■ Aim of the task
Copy out each entry below verbatim, skipping the images.

· · · · ·

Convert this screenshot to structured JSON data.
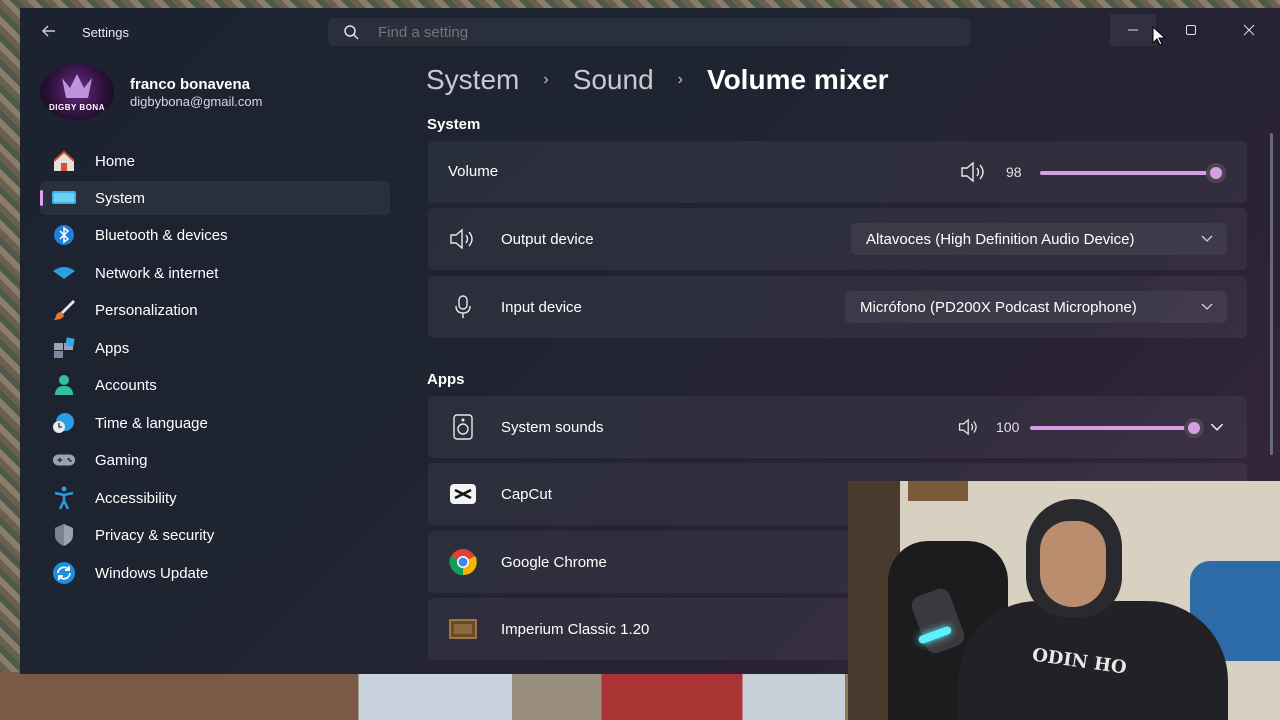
{
  "window": {
    "app_title": "Settings",
    "search_placeholder": "Find a setting"
  },
  "profile": {
    "name": "franco bonavena",
    "email": "digbybona@gmail.com",
    "avatar_text": "DIGBY BONA"
  },
  "sidebar": {
    "items": [
      {
        "label": "Home",
        "icon": "home-icon"
      },
      {
        "label": "System",
        "icon": "system-icon",
        "active": true
      },
      {
        "label": "Bluetooth & devices",
        "icon": "bluetooth-icon"
      },
      {
        "label": "Network & internet",
        "icon": "wifi-icon"
      },
      {
        "label": "Personalization",
        "icon": "brush-icon"
      },
      {
        "label": "Apps",
        "icon": "apps-icon"
      },
      {
        "label": "Accounts",
        "icon": "accounts-icon"
      },
      {
        "label": "Time & language",
        "icon": "globe-clock-icon"
      },
      {
        "label": "Gaming",
        "icon": "gamepad-icon"
      },
      {
        "label": "Accessibility",
        "icon": "accessibility-icon"
      },
      {
        "label": "Privacy & security",
        "icon": "shield-icon"
      },
      {
        "label": "Windows Update",
        "icon": "update-icon"
      }
    ]
  },
  "breadcrumb": {
    "part1": "System",
    "part2": "Sound",
    "current": "Volume mixer",
    "separator": "›"
  },
  "system_section": {
    "title": "System",
    "volume": {
      "label": "Volume",
      "value": "98",
      "level": 0.98
    },
    "output": {
      "label": "Output device",
      "value": "Altavoces (High Definition Audio Device)"
    },
    "input": {
      "label": "Input device",
      "value": "Micrófono (PD200X Podcast Microphone)"
    }
  },
  "apps_section": {
    "title": "Apps",
    "apps": [
      {
        "label": "System sounds",
        "icon": "system-sounds-icon",
        "value": "100",
        "level": 1.0
      },
      {
        "label": "CapCut",
        "icon": "capcut-icon"
      },
      {
        "label": "Google Chrome",
        "icon": "chrome-icon"
      },
      {
        "label": "Imperium Classic 1.20",
        "icon": "imperium-icon"
      }
    ]
  },
  "webcam": {
    "hoodie_text": "ODIN HO"
  },
  "colors": {
    "accent": "#d79fe3",
    "window_bg": "#1f2431"
  }
}
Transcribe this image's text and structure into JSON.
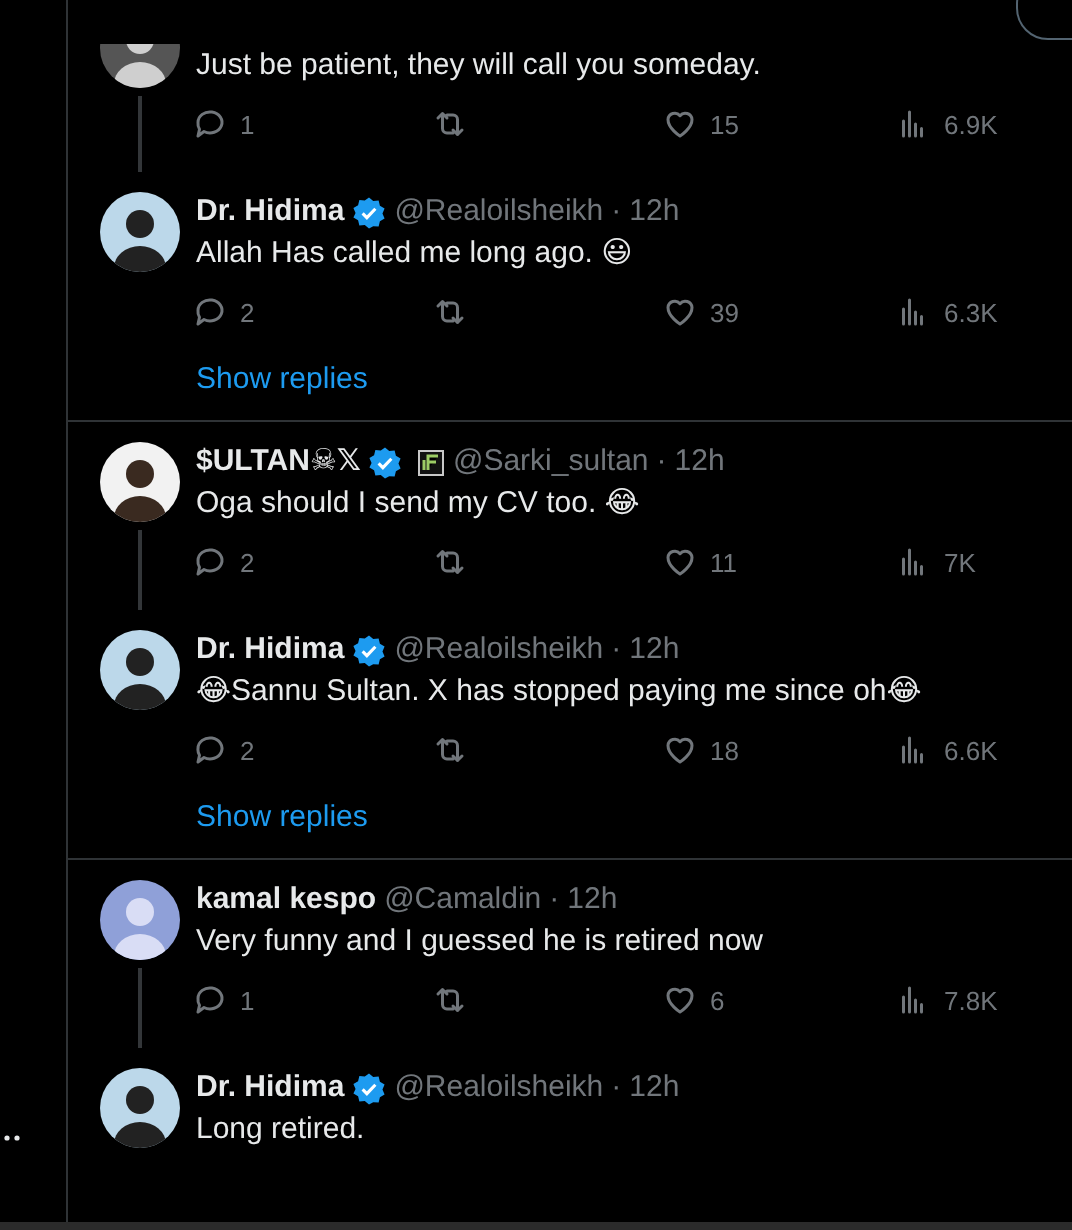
{
  "threads": [
    {
      "tweets": [
        {
          "verified": false,
          "affiliate": false,
          "text": "Just be patient, they will call you someday.",
          "avatar_cut": true,
          "replies": "1",
          "likes": "15",
          "views": "6.9K"
        },
        {
          "name": "Dr. Hidima",
          "verified": true,
          "affiliate": false,
          "handle": "@Realoilsheikh",
          "separator": "·",
          "time": "12h",
          "text": "Allah Has called me long ago. 😃",
          "avatar_cut": false,
          "replies": "2",
          "likes": "39",
          "views": "6.3K"
        }
      ],
      "show_replies": "Show replies"
    },
    {
      "tweets": [
        {
          "name": "$ULTAN☠𝕏",
          "verified": true,
          "affiliate": true,
          "handle": "@Sarki_sultan",
          "separator": "·",
          "time": "12h",
          "text": "Oga should I send my CV too. 😂",
          "avatar_cut": false,
          "replies": "2",
          "likes": "11",
          "views": "7K"
        },
        {
          "name": "Dr. Hidima",
          "verified": true,
          "affiliate": false,
          "handle": "@Realoilsheikh",
          "separator": "·",
          "time": "12h",
          "text": "😂Sannu Sultan. X has stopped paying me since oh😂",
          "avatar_cut": false,
          "replies": "2",
          "likes": "18",
          "views": "6.6K"
        }
      ],
      "show_replies": "Show replies"
    },
    {
      "tweets": [
        {
          "name": "kamal kespo",
          "verified": false,
          "affiliate": false,
          "handle": "@Camaldin",
          "separator": "·",
          "time": "12h",
          "text": "Very funny and I guessed he is retired now",
          "avatar_cut": false,
          "replies": "1",
          "likes": "6",
          "views": "7.8K"
        },
        {
          "name": "Dr. Hidima",
          "verified": true,
          "affiliate": false,
          "handle": "@Realoilsheikh",
          "separator": "·",
          "time": "12h",
          "text": "Long retired.",
          "avatar_cut": false
        }
      ]
    }
  ]
}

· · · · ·

■ Solved exercise
Convert this screenshot to structured JSON data.
{
  "window": {
    "app_title": "Settings",
    "search_placeholder": "Find a setting"
  },
  "profile": {
    "name": "franco bonavena",
    "email": "digbybona@gmail.com",
    "avatar_text": "DIGBY BONA"
  },
  "sidebar": {
    "items": [
      {
        "label": "Home",
        "icon": "home-icon"
      },
      {
        "label": "System",
        "icon": "system-icon",
        "active": true
      },
      {
        "label": "Bluetooth & devices",
        "icon": "bluetooth-icon"
      },
      {
        "label": "Network & internet",
        "icon": "wifi-icon"
      },
      {
        "label": "Personalization",
        "icon": "brush-icon"
      },
      {
        "label": "Apps",
        "icon": "apps-icon"
      },
      {
        "label": "Accounts",
        "icon": "accounts-icon"
      },
      {
        "label": "Time & language",
        "icon": "globe-clock-icon"
      },
      {
        "label": "Gaming",
        "icon": "gamepad-icon"
      },
      {
        "label": "Accessibility",
        "icon": "accessibility-icon"
      },
      {
        "label": "Privacy & security",
        "icon": "shield-icon"
      },
      {
        "label": "Windows Update",
        "icon": "update-icon"
      }
    ]
  },
  "breadcrumb": {
    "part1": "System",
    "part2": "Sound",
    "current": "Volume mixer",
    "separator": "›"
  },
  "system_section": {
    "title": "System",
    "volume": {
      "label": "Volume",
      "value": "98",
      "level": 0.98
    },
    "output": {
      "label": "Output device",
      "value": "Altavoces (High Definition Audio Device)"
    },
    "input": {
      "label": "Input device",
      "value": "Micrófono (PD200X Podcast Microphone)"
    }
  },
  "apps_section": {
    "title": "Apps",
    "apps": [
      {
        "label": "System sounds",
        "icon": "system-sounds-icon",
        "value": "100",
        "level": 1.0
      },
      {
        "label": "CapCut",
        "icon": "capcut-icon"
      },
      {
        "label": "Google Chrome",
        "icon": "chrome-icon"
      },
      {
        "label": "Imperium Classic 1.20",
        "icon": "imperium-icon"
      }
    ]
  },
  "webcam": {
    "hoodie_text": "ODIN HO"
  },
  "colors": {
    "accent": "#d79fe3",
    "window_bg": "#1f2431"
  }
}
Transcribe this image's text and structure into JSON.
{
  "threads": [
    {
      "tweets": [
        {
          "verified": false,
          "affiliate": false,
          "text": "Just be patient, they will call you someday.",
          "avatar_cut": true,
          "replies": "1",
          "likes": "15",
          "views": "6.9K"
        },
        {
          "name": "Dr. Hidima",
          "verified": true,
          "affiliate": false,
          "handle": "@Realoilsheikh",
          "separator": "·",
          "time": "12h",
          "text": "Allah Has called me long ago. 😃",
          "avatar_cut": false,
          "replies": "2",
          "likes": "39",
          "views": "6.3K"
        }
      ],
      "show_replies": "Show replies"
    },
    {
      "tweets": [
        {
          "name": "$ULTAN☠𝕏",
          "verified": true,
          "affiliate": true,
          "handle": "@Sarki_sultan",
          "separator": "·",
          "time": "12h",
          "text": "Oga should I send my CV too. 😂",
          "avatar_cut": false,
          "replies": "2",
          "likes": "11",
          "views": "7K"
        },
        {
          "name": "Dr. Hidima",
          "verified": true,
          "affiliate": false,
          "handle": "@Realoilsheikh",
          "separator": "·",
          "time": "12h",
          "text": "😂Sannu Sultan. X has stopped paying me since oh😂",
          "avatar_cut": false,
          "replies": "2",
          "likes": "18",
          "views": "6.6K"
        }
      ],
      "show_replies": "Show replies"
    },
    {
      "tweets": [
        {
          "name": "kamal kespo",
          "verified": false,
          "affiliate": false,
          "handle": "@Camaldin",
          "separator": "·",
          "time": "12h",
          "text": "Very funny and I guessed he is retired now",
          "avatar_cut": false,
          "replies": "1",
          "likes": "6",
          "views": "7.8K"
        },
        {
          "name": "Dr. Hidima",
          "verified": true,
          "affiliate": false,
          "handle": "@Realoilsheikh",
          "separator": "·",
          "time": "12h",
          "text": "Long retired.",
          "avatar_cut": false
        }
      ]
    }
  ]
}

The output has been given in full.